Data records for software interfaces
┌──

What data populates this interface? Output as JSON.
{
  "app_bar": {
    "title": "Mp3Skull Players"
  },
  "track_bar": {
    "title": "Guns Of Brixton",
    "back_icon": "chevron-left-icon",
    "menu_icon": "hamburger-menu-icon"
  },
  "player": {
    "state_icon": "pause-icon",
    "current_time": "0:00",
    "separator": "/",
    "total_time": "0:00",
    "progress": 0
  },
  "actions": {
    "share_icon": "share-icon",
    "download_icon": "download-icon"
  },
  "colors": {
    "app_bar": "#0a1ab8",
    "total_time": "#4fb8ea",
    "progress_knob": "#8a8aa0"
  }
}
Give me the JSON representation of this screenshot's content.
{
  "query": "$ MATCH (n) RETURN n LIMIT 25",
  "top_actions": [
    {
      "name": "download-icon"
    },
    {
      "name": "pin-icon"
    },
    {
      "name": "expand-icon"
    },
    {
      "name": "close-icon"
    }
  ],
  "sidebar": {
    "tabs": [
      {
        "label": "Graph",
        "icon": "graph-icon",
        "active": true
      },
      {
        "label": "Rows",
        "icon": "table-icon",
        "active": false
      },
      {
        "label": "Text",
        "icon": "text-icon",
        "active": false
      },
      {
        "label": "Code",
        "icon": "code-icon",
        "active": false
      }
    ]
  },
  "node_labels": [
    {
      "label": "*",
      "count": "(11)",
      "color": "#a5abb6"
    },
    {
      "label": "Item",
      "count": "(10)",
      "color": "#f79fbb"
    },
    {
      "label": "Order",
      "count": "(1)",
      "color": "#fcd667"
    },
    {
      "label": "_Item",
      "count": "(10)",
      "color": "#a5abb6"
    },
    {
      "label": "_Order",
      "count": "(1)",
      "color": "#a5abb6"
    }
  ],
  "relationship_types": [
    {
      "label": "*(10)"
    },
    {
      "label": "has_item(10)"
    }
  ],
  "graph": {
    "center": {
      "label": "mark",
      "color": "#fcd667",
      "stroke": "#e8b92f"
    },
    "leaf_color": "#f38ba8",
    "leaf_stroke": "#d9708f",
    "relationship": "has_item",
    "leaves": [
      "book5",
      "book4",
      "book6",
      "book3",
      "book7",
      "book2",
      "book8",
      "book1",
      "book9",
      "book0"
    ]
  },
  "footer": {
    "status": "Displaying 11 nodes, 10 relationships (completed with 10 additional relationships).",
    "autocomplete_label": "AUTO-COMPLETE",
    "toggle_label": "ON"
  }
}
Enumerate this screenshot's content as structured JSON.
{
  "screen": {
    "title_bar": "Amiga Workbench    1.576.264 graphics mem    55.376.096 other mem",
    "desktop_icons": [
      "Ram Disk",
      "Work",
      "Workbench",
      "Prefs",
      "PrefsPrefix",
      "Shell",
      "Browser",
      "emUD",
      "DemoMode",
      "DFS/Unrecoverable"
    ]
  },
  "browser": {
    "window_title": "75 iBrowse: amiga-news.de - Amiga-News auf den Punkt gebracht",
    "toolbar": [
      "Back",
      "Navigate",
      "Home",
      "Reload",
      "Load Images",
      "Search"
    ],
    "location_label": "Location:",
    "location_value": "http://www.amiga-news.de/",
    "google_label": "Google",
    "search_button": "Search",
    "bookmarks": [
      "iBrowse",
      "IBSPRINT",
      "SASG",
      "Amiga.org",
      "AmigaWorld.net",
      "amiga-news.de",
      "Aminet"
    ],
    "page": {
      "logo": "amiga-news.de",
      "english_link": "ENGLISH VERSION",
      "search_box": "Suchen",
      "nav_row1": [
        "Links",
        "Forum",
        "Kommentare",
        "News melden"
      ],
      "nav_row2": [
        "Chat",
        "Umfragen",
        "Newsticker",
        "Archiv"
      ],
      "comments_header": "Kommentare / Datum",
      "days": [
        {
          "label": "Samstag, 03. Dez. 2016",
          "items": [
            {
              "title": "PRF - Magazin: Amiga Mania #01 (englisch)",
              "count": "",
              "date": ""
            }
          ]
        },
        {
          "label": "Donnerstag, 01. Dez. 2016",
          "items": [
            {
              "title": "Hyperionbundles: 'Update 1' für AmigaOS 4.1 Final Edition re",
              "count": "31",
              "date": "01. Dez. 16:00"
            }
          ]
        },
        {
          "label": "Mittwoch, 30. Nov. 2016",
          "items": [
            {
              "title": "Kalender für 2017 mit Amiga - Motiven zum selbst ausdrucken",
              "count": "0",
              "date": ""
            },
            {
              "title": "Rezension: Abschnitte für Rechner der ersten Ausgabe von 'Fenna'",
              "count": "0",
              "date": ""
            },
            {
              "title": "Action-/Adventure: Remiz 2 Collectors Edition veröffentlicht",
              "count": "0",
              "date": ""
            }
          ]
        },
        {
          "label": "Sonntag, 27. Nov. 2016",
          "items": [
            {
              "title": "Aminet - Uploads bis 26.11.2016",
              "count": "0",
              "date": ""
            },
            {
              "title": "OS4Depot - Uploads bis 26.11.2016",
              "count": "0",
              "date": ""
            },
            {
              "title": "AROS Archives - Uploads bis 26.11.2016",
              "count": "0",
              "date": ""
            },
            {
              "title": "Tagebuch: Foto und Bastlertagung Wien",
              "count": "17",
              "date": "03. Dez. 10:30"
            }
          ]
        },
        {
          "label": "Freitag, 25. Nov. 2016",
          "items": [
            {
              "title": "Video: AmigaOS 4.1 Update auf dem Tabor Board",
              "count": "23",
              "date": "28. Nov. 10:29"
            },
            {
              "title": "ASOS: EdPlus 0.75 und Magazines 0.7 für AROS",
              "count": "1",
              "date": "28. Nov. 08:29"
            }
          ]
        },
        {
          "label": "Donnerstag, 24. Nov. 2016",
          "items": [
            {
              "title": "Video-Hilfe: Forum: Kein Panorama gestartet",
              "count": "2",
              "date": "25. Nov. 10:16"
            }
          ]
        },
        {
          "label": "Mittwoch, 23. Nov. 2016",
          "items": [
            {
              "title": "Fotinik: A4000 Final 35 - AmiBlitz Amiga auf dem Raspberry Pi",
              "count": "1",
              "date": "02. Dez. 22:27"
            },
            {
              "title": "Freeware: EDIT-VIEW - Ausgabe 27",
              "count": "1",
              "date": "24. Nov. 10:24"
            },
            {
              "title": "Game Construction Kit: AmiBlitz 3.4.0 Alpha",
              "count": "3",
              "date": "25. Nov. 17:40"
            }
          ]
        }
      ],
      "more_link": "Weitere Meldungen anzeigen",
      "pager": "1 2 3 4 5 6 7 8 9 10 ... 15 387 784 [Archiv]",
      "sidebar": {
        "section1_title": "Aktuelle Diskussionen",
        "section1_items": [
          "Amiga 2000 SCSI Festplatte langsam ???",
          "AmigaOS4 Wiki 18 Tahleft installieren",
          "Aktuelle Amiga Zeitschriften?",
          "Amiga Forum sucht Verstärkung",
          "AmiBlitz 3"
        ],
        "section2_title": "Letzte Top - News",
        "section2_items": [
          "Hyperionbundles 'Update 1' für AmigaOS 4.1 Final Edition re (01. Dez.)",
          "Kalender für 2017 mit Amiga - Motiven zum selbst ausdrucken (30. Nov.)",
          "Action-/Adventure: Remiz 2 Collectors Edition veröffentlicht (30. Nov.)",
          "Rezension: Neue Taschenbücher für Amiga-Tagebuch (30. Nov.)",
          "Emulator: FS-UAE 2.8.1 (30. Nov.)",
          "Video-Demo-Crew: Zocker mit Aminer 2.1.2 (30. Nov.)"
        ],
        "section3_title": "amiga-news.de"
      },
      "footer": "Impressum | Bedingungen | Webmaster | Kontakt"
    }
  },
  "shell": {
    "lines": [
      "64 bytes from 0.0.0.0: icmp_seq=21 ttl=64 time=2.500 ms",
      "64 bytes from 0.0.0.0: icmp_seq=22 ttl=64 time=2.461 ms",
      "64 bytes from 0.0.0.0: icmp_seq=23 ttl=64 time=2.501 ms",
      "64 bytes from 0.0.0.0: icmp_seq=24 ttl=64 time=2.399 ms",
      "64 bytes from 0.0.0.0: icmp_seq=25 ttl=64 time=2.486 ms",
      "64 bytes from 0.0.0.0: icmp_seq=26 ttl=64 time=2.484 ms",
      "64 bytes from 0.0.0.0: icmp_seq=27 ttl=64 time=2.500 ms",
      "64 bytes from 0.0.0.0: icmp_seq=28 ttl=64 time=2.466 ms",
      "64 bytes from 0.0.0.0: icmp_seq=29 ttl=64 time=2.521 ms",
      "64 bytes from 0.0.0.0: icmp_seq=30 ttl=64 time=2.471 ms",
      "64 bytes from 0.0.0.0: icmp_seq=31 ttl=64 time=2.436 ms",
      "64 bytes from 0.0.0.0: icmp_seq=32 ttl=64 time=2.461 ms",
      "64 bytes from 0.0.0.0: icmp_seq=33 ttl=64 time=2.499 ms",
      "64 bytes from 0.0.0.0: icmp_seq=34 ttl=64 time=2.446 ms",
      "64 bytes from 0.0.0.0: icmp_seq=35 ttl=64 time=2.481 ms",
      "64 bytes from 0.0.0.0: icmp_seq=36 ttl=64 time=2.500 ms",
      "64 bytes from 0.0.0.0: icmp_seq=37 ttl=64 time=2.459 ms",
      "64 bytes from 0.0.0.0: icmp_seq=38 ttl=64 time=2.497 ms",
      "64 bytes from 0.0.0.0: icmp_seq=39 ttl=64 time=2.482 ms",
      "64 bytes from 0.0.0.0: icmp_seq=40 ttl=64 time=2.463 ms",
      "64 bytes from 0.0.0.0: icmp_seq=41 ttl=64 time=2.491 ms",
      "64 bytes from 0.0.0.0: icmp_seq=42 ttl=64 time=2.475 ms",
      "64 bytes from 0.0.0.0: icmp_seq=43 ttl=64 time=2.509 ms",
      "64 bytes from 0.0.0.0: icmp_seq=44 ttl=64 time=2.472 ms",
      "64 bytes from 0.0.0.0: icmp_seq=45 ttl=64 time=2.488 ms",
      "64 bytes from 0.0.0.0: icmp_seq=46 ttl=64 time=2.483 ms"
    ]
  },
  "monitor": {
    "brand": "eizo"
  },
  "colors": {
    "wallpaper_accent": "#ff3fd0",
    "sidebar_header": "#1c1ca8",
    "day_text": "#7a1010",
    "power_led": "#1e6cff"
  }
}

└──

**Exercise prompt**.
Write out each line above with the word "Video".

**Solution**.
              "title": "Video: AmigaOS 4.1 Update auf dem Tabor Board",
              "title": "Video-Hilfe: Forum: Kein Panorama gestartet",
          "Video-Demo-Crew: Zocker mit Aminer 2.1.2 (30. Nov.)"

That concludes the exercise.